The critical provisions of the LOU provided by Maersk read as follows:-
"We hereby undertake and agree as follows:-
To pay the proper proportion of any GA and/or Special Charges which may hereafter be ascertained to be due from the cargo or the shippers or owners thereof under an adjustment prepared by the appointed average adjuster in accordance with the charterparty dated 16th August 2004 and/or the bills of lading issued by us or SCL …"
The Claimant's position was that the LOU was now in effect a demand guarantee and the wording of the LOU obliged Maersk to pay up once the triggering event specified in the LOU occurred. This was regardless of the rights and wrongs under the adjustment.
On the other hand Maersk are only bound to pay what was properly due from the cargo interests. The underlying basis of their arguments seem to be that GA adjustments were not binding on the parties to the maritime adventure and they were entitled to challenge the adjustment.
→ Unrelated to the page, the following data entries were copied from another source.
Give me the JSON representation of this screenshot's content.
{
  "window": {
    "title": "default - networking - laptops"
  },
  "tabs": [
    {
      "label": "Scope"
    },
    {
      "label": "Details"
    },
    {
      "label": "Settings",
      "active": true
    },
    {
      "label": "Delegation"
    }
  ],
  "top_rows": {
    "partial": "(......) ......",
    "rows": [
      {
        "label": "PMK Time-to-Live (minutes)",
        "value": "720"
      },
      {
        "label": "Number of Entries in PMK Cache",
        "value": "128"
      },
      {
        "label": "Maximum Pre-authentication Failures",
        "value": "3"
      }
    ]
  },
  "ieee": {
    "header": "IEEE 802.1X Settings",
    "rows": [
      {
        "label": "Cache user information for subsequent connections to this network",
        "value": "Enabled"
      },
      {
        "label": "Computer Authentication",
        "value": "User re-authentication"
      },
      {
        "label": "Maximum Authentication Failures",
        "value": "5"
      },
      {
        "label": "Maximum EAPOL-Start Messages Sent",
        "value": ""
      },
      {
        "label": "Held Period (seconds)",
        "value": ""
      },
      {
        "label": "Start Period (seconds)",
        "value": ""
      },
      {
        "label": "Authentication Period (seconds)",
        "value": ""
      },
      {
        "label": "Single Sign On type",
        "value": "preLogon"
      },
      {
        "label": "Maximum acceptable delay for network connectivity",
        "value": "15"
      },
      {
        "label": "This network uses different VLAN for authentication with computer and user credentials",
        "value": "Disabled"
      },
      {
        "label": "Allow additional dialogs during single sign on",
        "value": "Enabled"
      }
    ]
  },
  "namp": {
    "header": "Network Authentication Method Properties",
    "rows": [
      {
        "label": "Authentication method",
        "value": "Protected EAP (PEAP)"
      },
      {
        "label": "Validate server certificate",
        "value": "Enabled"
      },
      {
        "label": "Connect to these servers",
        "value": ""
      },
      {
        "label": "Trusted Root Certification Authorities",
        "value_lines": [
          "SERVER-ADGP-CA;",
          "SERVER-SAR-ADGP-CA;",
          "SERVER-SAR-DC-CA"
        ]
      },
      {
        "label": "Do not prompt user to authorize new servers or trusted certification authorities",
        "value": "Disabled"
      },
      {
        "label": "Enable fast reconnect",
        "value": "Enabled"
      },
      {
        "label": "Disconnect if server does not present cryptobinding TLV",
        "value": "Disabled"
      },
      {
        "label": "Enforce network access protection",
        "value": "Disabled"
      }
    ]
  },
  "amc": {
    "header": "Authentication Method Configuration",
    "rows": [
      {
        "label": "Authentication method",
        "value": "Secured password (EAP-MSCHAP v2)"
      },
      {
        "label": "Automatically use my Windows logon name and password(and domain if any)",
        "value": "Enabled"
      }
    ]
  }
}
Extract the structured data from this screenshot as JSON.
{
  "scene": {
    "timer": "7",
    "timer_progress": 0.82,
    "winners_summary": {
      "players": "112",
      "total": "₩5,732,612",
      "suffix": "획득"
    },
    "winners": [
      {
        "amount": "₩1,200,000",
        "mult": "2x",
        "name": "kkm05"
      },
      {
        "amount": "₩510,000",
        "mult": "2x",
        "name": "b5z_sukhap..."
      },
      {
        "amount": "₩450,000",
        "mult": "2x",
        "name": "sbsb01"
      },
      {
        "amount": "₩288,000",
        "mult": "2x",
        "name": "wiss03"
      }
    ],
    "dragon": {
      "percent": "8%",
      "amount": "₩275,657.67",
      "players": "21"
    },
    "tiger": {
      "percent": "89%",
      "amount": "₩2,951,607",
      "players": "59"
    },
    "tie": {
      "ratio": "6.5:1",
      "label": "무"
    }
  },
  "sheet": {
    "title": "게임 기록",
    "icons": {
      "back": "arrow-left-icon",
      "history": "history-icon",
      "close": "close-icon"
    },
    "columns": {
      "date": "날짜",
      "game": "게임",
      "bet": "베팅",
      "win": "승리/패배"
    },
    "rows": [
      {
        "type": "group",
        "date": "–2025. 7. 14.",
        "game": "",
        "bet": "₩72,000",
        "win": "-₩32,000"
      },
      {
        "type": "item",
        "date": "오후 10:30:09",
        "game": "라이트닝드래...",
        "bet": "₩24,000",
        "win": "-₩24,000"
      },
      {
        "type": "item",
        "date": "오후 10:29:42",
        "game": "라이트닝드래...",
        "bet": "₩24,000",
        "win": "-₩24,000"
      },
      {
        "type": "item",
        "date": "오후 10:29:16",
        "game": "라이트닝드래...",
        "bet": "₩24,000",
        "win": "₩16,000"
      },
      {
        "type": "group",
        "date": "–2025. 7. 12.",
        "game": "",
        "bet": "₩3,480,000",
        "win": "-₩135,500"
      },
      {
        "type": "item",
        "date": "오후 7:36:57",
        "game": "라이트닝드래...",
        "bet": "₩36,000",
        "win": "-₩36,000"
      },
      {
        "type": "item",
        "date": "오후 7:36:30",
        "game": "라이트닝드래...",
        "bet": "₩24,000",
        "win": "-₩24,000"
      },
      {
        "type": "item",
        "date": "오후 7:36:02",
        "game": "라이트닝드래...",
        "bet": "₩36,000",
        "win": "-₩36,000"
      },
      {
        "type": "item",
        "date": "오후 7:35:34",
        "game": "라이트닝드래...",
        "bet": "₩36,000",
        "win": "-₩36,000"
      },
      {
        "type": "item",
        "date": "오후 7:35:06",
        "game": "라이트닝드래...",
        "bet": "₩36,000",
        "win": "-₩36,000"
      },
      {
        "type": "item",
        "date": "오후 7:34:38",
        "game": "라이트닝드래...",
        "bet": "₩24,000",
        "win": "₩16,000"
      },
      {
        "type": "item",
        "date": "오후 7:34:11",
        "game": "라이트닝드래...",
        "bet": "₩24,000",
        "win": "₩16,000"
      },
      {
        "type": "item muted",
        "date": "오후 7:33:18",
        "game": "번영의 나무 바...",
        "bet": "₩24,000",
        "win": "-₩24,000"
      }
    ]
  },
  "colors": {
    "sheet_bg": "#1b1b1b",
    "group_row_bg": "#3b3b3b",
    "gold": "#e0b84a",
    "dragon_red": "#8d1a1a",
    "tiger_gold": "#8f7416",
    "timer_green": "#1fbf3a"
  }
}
However the Judge found the words "proper proportion" when used in the context of GA to be understood as the reference to cargo interest pro-rated general average liability ie its appropriate proportion of the overall liability. He also took the view that if there was an overpayment, or indeed an underpayment, by Maersk appropriate recovery could be carried out. However, it was his firm view that payment should have been made on demand and not as Maersk had claimed later in the day.
The case demonstrates the Court's eagerness to hold parties to their contractual bargain and for commercial sense to prevail.
It is also lesson for those drafting security documentation and care should be taken as to the form of GA security wording - whether or not standard forms are used, these should be reviewed carefully. Indeed the Judge made reference to the fact that clarity could have been obtained by a few extra specific phrases or words in the GA security document.
Accordingly as with all security documentation each word and phrase should be carefully analysed before the parties sign up to terms in order to avoid the very real exposure to further expense in refusing to pay at the right time.